** Opening Record excerpts block **

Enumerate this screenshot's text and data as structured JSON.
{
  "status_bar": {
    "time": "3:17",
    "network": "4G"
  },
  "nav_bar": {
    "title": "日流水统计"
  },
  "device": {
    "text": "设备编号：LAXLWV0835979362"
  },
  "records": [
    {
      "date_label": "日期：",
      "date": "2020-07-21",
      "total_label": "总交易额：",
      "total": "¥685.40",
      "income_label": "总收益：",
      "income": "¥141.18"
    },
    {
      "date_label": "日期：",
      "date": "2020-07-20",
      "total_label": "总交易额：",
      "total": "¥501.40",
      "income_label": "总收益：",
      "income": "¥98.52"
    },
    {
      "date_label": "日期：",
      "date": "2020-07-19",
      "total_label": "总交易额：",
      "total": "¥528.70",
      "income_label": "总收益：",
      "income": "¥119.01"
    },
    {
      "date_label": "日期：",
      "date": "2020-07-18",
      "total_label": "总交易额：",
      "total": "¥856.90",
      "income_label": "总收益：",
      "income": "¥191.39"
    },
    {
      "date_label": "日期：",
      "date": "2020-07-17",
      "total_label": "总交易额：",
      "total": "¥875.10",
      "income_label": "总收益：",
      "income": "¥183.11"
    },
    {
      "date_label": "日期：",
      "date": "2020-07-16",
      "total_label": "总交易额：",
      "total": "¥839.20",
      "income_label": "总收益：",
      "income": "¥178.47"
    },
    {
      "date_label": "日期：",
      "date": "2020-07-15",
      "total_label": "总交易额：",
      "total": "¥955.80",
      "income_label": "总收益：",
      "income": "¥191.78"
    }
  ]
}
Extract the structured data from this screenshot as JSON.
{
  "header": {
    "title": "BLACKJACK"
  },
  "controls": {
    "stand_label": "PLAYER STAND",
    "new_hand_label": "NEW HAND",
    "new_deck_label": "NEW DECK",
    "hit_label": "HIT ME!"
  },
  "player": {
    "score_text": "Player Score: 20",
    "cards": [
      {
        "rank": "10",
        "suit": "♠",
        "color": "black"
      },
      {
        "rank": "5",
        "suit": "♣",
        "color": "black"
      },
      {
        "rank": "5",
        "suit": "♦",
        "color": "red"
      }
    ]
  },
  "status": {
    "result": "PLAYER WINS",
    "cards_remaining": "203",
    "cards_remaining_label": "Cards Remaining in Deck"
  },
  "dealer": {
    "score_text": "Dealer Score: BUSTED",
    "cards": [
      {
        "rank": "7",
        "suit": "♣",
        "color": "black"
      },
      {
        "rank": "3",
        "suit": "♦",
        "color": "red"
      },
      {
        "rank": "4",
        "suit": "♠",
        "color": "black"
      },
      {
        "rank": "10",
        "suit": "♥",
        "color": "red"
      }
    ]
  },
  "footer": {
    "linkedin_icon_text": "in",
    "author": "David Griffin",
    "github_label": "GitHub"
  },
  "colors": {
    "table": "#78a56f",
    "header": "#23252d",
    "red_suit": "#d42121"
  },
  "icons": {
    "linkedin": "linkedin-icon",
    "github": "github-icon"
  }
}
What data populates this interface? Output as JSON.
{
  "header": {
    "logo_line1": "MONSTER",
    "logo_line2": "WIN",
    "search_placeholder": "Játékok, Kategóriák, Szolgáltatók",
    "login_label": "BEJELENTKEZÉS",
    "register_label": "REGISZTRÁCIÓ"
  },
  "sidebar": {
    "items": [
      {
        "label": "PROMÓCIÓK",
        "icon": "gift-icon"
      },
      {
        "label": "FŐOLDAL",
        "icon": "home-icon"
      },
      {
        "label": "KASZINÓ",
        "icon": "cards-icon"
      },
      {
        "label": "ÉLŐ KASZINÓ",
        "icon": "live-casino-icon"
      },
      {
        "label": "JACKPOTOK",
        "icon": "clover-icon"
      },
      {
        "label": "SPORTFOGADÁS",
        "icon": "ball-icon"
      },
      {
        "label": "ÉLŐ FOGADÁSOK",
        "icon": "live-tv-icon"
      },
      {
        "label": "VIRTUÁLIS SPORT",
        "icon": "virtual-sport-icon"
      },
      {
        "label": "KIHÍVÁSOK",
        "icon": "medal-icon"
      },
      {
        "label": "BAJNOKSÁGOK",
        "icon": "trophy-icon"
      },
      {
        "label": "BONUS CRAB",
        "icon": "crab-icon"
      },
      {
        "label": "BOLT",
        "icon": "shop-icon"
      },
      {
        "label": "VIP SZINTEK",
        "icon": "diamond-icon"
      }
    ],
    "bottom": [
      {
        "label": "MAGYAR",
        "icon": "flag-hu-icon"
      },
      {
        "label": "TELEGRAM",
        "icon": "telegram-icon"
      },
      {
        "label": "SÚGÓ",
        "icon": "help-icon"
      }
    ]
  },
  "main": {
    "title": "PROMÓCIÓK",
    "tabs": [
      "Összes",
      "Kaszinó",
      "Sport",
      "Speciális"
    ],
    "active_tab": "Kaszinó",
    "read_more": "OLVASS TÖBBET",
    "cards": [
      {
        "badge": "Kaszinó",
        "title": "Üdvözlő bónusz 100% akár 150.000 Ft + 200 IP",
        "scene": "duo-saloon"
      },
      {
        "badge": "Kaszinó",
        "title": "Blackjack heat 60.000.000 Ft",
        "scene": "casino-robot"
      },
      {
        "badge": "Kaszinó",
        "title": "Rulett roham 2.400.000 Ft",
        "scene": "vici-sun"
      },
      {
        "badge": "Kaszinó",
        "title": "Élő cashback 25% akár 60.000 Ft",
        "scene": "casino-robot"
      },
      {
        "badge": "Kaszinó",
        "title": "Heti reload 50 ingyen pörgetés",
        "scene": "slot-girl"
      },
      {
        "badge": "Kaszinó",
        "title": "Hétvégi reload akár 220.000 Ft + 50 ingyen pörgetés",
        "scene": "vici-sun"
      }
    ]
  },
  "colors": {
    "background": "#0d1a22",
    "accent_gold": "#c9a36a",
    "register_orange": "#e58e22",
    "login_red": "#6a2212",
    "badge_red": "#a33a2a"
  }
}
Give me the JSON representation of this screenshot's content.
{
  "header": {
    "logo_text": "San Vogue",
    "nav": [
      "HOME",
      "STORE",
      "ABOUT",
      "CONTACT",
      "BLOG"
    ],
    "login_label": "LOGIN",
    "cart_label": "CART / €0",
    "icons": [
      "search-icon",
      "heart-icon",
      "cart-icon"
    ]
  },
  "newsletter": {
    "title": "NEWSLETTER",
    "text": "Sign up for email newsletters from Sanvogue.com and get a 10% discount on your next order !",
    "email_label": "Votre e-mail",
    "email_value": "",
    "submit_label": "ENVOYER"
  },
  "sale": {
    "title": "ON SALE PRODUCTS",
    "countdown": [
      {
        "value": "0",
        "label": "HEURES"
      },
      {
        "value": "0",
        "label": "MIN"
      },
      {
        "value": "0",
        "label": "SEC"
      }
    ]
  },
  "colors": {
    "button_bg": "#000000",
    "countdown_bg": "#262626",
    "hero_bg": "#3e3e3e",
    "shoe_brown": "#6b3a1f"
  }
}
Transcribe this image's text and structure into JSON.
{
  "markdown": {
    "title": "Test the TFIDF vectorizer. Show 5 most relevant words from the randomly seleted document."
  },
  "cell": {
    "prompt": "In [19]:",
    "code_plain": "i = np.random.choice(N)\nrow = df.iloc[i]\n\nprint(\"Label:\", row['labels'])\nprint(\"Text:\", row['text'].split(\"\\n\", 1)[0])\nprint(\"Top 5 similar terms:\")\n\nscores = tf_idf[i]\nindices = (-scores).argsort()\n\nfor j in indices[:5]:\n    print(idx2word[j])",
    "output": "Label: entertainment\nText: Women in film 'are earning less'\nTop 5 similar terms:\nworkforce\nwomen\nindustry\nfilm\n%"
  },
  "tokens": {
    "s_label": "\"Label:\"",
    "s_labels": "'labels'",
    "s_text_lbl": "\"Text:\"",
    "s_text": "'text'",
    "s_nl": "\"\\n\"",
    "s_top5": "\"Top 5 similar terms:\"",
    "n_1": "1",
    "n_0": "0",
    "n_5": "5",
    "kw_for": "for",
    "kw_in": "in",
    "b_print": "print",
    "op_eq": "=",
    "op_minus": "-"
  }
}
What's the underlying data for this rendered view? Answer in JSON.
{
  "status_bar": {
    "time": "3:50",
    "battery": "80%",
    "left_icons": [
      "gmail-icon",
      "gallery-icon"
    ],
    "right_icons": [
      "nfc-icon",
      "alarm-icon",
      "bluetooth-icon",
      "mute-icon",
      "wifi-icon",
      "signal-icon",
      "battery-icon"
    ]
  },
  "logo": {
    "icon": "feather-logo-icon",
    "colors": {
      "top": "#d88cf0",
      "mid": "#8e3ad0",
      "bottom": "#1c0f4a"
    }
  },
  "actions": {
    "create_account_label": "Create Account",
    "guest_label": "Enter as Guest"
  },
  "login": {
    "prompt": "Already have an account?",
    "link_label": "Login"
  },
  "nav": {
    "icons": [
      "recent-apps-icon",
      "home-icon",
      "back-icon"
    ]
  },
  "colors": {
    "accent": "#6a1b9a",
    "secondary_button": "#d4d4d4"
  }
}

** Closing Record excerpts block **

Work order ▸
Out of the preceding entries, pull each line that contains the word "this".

Response area ▸
Enumerate this screenshot's text and data as structured JSON.
Extract the structured data from this screenshot as JSON.
What data populates this interface? Output as JSON.
Give me the JSON representation of this screenshot's content.
Transcribe this image's text and structure into JSON.
What's the underlying data for this rendered view? Answer in JSON.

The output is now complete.